Desmond Ridder, Cincinnati
If you asked me to pick a QB for the Falcons right now, I’d go with Desmond Ridder. To me, Ridder has all the tools and the skillset that Arthur Smith looks for to run his offense. TDN even comped him to Ryan Tannehill. I’ve already mocked him to the team in the second round but I expect a good week in Mobile will lift him into the first-round discussion. I’ll be keeping a close eye on Ridder, in particular, and here’s how I described his skillset:
At 6’4, 215, Ridder has excellent size, a strong arm, and offers legitimate dual-threat ability. Ridder is a four-year starter for Cincinnati and improved every year as a passer, culminating in a fantastic 2021 season that saw him complete 64.9% of his passes for 3334 yards (8.6 YPA), 30 TDs, and 8 INTs. He also demonstrated quality rushing ability, averaging 4.4 YPC over his career and piling up 28 TDs on the ground. Ridder is a team leader and fierce competitor, and led his team to an impressive 13-1 record and CFP appearance this season. Even though Cincy was taken down by Alabama, Ridder deserves credit for getting them that far—something no G5 quarterback had ever done.
Malik Willis, Liberty
I’ve been a big fan of Malik Willis since I first started seeing clips of him over the past few seasons. A rare athlete at quarterback, Willis is perhaps the biggest wild card in the entire draft. At 6’1, 215, Willis has a good build for the position and has one of the biggest arms in this class. He can absolutely rip it to any area of the field, which is even more impressive considering how undeveloped his mechanics are.
Despite his incredible tools and ability as a runner, Willis was a very inconsistent quarterback in terms of his accuracy and decision-making. I think he’s at least a year away from being able to start an NFL game, and two years might be the most ideal situation. Still, this is the prospect with the best chance of becoming the next special NFL quarterback. If he’s there in the second round for Atlanta, I’d strongly consider adding him to sit behind Ryan. Willis could lift himself even higher with a great Senior Bowl week, and he’ll be one of my top players to watch.
Carson Strong, Nevada

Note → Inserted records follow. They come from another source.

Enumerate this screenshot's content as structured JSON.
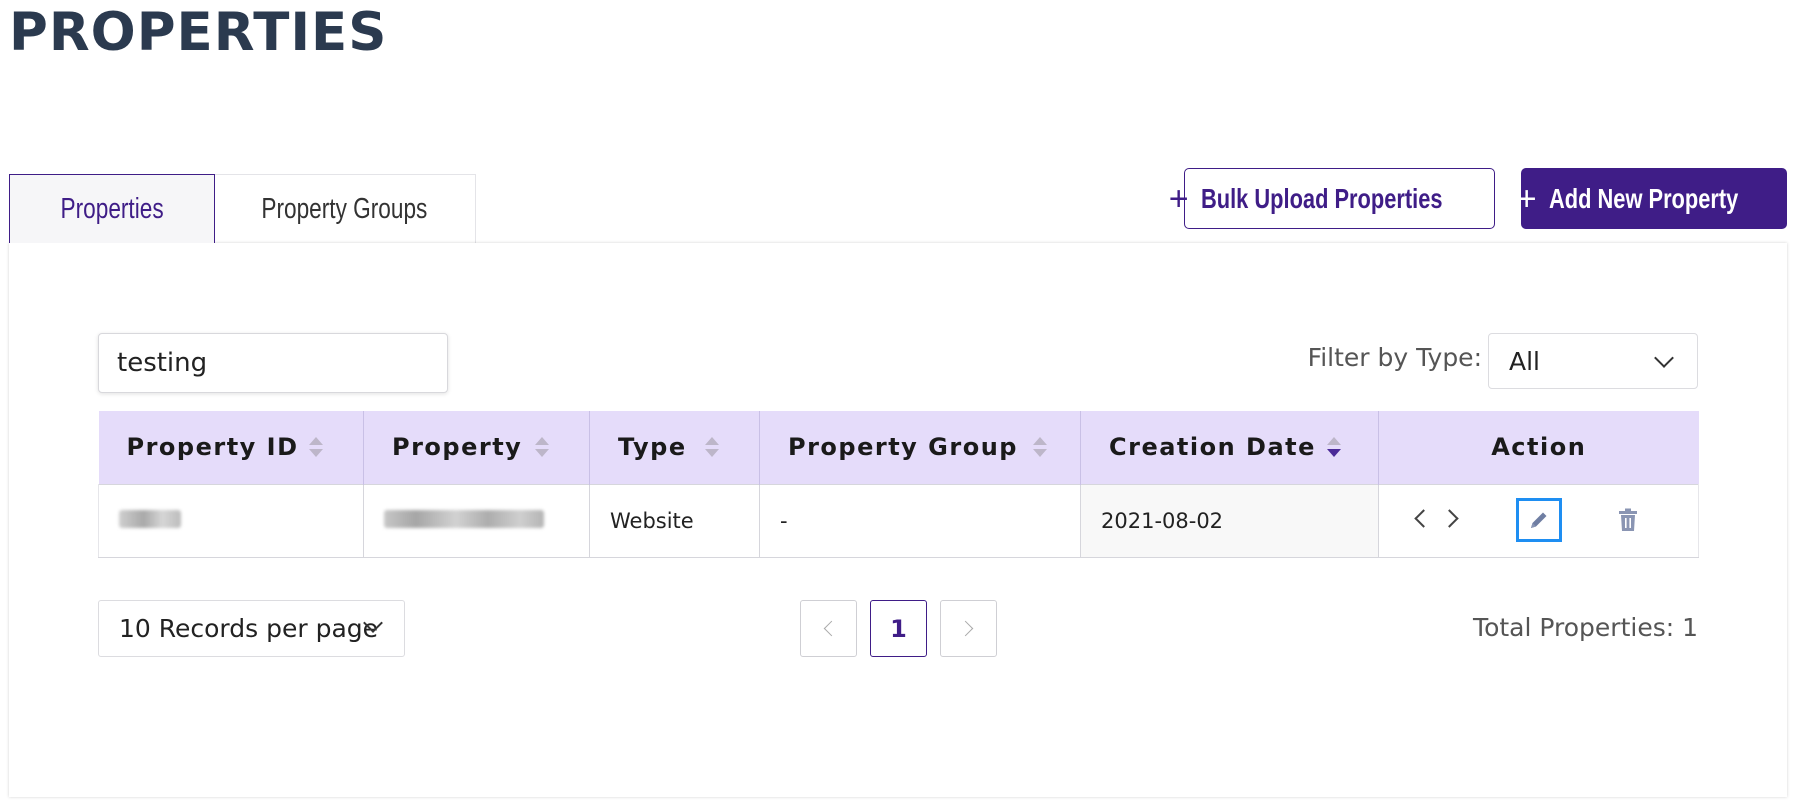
{
  "page": {
    "title": "PROPERTIES"
  },
  "tabs": [
    {
      "label": "Properties",
      "active": true
    },
    {
      "label": "Property Groups",
      "active": false
    }
  ],
  "toolbar": {
    "bulk_upload_label": "Bulk Upload Properties",
    "add_new_label": "Add New Property",
    "plus_glyph": "+"
  },
  "search": {
    "value": "testing"
  },
  "filter": {
    "label": "Filter by Type:",
    "selected": "All"
  },
  "table": {
    "columns": [
      "Property ID",
      "Property",
      "Type",
      "Property Group",
      "Creation Date",
      "Action"
    ],
    "sorted_column": "Creation Date",
    "rows": [
      {
        "property_id": "",
        "property": "",
        "type": "Website",
        "property_group": "-",
        "creation_date": "2021-08-02"
      }
    ]
  },
  "pagination": {
    "per_page_label": "10 Records per page",
    "current_page": "1"
  },
  "summary": {
    "total_label": "Total Properties: 1"
  },
  "colors": {
    "brand": "#3f1d87",
    "header_bg": "#e5dcfa",
    "focus": "#1e8ef2"
  }
}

In a class with exciting dual-threat QBs like Kenny Pickett, Malik Willis, and Desmond Ridder, it seems like a very good traditional pocket passer has been left by the wayside. Carson Strong may not have the excitement around him of the other top players, but he’s one of the most accomplished and polished passers in the class. Strong had an excellent 2021 season, where he completed 70.2% of his passes for 4186 yards (8.0 YPA), 36 TD, and 8 INT.
Strong has, forgive the pun, a strong arm and is capable of delivering the ball anywhere on the field with good touch and accuracy. He makes good decisions with the football and has a prototypical old-school QB build at 6’4, 215. Strong was playing through an injury this year which limited his mobility, but I don’t think he’s anything more than a solid athlete overall. I think Strong can be a good NFL starter in the right offense, but I do wonder if Arthur Smith prefers more athleticism under center. I expect Strong to impress in throwing drills in Mobile and to see his draft stock rise.

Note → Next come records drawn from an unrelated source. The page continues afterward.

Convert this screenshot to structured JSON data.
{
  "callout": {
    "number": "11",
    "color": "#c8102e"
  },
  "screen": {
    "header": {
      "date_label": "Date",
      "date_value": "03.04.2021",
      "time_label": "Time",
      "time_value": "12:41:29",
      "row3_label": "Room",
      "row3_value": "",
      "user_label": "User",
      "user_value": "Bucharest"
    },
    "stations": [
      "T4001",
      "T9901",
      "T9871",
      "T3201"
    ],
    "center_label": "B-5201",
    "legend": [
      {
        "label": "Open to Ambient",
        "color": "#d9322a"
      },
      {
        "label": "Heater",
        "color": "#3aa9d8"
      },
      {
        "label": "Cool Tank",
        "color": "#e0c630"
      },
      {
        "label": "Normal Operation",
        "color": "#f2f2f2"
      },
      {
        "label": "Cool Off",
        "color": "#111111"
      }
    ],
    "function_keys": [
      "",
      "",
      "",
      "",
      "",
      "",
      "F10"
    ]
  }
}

Bailey Zappe, Western Kentucky
I’ve not seen much of Western Kentucky’s Bailey Zappe, but any player who breaks the number of records that he did in 2021 deserves attention. Zappe had one of the best seasons ever, completing 69.3% of his passes for 5967 yards, 62 TDs, and 11 INTs in just 14 games. Oh, and it was his first year as a starter at WKU. Any way you slice it, that’s incredible. Zappe seems to have a solid build for the position at 6’1, 220, and I’m very interested to see how he looks against the higher level of competition at the Senior Bowl. Zappe has a chance to really wow folks and lift himself into the Day 2 discussion.
I hope you’re enjoying our Senior Bowl preview series! I’ll be in Mobile to cover the Senior Bowl practices for The Falcoholic from Tuesday, February 4 through Thursday, February 6.